--- START ---

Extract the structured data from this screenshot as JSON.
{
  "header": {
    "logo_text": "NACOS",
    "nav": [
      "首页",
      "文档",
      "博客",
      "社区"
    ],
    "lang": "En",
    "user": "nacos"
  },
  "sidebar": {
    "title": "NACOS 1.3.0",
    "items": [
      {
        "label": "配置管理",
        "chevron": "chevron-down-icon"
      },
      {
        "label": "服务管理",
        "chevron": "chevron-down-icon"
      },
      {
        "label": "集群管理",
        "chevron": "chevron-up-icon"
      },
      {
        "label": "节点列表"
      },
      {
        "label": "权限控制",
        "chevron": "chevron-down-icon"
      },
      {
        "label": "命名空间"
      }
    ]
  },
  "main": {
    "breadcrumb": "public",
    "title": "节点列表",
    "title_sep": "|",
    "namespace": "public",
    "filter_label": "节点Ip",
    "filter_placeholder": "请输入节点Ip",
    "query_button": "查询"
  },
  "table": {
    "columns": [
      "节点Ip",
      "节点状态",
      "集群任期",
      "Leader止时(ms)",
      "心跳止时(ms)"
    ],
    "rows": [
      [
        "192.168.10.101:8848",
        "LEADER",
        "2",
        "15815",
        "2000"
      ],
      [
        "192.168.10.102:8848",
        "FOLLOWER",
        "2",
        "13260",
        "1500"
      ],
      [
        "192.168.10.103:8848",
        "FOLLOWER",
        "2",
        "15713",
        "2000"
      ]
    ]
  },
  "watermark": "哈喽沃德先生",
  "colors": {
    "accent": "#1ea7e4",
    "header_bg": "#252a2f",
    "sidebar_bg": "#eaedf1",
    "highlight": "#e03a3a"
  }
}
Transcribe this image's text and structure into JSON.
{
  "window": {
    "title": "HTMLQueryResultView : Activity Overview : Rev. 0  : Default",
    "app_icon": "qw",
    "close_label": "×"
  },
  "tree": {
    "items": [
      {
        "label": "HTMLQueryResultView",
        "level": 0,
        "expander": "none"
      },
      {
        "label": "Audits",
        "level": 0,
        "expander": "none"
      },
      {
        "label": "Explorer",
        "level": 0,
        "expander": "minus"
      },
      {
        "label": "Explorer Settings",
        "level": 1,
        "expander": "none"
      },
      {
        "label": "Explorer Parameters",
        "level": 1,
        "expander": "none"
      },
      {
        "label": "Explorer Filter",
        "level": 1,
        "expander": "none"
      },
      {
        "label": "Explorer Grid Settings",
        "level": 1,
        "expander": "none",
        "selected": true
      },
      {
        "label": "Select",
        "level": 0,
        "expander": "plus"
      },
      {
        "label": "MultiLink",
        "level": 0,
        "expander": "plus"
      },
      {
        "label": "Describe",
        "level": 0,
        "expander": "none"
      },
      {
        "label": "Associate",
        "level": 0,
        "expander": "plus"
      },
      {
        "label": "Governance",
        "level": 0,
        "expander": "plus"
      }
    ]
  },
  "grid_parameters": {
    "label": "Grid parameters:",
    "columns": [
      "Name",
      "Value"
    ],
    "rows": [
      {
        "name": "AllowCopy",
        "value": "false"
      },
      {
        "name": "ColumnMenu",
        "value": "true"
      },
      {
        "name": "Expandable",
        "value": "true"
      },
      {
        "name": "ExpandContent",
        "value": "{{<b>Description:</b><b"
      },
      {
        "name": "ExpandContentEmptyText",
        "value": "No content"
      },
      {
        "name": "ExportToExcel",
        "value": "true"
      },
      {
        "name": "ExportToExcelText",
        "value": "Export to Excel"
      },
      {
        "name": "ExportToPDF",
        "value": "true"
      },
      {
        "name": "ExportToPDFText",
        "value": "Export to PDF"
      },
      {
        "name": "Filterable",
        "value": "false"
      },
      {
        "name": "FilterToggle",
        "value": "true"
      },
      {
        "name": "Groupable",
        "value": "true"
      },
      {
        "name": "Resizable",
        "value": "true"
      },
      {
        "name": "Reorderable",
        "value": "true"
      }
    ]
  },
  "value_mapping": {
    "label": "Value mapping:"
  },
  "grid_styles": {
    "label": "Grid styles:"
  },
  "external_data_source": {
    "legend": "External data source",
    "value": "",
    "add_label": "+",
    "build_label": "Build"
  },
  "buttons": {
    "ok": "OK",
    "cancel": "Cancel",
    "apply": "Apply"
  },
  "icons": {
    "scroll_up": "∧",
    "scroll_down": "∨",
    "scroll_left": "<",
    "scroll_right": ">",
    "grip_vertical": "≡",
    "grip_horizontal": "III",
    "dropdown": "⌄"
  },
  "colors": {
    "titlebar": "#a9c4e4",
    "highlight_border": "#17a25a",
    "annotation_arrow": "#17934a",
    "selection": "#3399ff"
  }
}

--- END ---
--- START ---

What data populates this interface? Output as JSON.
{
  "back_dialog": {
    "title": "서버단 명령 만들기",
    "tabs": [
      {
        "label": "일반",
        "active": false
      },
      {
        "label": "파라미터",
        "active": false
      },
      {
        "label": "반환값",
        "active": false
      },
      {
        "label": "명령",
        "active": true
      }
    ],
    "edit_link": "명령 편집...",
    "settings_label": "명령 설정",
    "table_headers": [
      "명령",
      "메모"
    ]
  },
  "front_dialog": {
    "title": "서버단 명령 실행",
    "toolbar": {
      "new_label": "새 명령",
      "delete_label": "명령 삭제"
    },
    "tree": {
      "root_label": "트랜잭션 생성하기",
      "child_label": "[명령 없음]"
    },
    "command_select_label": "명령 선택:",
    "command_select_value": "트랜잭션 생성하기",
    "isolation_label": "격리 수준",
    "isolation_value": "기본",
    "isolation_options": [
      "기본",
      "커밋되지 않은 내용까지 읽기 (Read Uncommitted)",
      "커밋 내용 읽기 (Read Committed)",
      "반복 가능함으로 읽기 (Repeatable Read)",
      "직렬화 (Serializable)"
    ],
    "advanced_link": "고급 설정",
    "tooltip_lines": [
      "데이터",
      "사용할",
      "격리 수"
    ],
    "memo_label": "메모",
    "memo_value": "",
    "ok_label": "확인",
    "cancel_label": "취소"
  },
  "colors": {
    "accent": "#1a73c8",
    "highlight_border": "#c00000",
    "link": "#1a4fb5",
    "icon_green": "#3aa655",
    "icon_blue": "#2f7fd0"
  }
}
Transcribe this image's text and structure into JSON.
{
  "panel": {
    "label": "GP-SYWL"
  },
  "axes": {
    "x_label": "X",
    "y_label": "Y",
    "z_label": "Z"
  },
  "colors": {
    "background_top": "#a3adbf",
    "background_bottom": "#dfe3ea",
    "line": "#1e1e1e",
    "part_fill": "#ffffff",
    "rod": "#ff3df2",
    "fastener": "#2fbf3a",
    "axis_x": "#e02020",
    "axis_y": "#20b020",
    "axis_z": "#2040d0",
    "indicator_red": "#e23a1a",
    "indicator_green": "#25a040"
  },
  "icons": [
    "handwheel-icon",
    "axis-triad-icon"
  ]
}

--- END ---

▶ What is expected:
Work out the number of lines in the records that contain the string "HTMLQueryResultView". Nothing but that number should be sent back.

▶ Solution for this problem:
2